::: SOURCE MATERIAL

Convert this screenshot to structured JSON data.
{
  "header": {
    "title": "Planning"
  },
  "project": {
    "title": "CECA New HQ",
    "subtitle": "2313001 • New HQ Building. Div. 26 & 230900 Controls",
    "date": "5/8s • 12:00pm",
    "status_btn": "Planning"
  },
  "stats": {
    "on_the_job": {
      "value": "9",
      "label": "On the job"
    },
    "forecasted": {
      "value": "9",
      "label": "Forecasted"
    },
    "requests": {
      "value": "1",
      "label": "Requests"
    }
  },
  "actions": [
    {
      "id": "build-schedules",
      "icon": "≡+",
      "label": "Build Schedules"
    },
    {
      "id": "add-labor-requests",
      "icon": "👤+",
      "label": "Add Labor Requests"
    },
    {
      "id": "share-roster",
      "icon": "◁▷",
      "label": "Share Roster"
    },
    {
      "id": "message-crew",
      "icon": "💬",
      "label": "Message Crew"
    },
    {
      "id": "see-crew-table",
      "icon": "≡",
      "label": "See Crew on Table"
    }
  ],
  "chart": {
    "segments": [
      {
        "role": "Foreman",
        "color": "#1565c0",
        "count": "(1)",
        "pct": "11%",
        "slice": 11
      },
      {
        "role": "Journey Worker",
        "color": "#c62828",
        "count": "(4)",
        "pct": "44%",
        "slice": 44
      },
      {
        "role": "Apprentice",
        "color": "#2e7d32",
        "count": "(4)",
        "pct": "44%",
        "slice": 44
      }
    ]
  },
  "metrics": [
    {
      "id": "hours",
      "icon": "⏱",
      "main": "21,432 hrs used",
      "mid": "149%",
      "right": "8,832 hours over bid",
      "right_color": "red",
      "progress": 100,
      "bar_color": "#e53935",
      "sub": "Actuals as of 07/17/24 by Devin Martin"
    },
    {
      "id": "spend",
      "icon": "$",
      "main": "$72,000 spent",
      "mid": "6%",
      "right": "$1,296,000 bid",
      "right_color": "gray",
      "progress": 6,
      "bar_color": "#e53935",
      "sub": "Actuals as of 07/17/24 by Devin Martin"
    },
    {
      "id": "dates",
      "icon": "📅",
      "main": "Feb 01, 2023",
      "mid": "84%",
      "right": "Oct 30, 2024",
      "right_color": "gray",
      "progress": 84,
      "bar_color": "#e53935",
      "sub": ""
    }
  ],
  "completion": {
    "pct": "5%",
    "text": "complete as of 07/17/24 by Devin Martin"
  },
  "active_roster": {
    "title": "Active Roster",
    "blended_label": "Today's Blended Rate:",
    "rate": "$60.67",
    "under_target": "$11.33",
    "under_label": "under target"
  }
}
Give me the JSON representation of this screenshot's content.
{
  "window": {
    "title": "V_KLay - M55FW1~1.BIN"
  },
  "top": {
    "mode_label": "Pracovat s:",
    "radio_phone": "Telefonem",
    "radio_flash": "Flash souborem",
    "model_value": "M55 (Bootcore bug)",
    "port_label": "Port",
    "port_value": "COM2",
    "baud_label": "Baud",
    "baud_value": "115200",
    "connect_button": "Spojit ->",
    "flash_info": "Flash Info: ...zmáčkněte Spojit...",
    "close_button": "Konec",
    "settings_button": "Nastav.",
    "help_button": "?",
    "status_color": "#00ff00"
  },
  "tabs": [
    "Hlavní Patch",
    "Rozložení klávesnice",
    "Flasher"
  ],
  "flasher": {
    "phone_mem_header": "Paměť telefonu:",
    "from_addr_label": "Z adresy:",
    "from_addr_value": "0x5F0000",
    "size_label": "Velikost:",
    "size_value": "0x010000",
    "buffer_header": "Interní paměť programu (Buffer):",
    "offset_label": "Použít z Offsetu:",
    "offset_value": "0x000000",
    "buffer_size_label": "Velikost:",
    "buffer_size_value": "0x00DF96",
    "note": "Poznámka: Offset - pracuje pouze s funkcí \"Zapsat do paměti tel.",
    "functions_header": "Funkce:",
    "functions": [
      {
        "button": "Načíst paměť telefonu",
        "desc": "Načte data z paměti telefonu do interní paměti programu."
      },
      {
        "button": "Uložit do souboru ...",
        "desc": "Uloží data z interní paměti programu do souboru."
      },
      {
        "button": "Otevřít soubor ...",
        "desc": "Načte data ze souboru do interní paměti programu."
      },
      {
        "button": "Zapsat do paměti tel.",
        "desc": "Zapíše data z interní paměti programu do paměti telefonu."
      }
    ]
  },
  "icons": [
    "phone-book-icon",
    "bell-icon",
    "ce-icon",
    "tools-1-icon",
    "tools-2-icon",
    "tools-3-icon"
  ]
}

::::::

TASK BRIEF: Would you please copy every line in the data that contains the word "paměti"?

RESPONSE BELOW:
    "note": "Poznámka: Offset - pracuje pouze s funkcí \"Zapsat do paměti tel.",
        "desc": "Načte data z paměti telefonu do interní paměti programu."
        "desc": "Uloží data z interní paměti programu do souboru."
        "desc": "Načte data ze souboru do interní paměti programu."
        "button": "Zapsat do paměti tel.",
        "desc": "Zapíše data z interní paměti programu do paměti telefonu."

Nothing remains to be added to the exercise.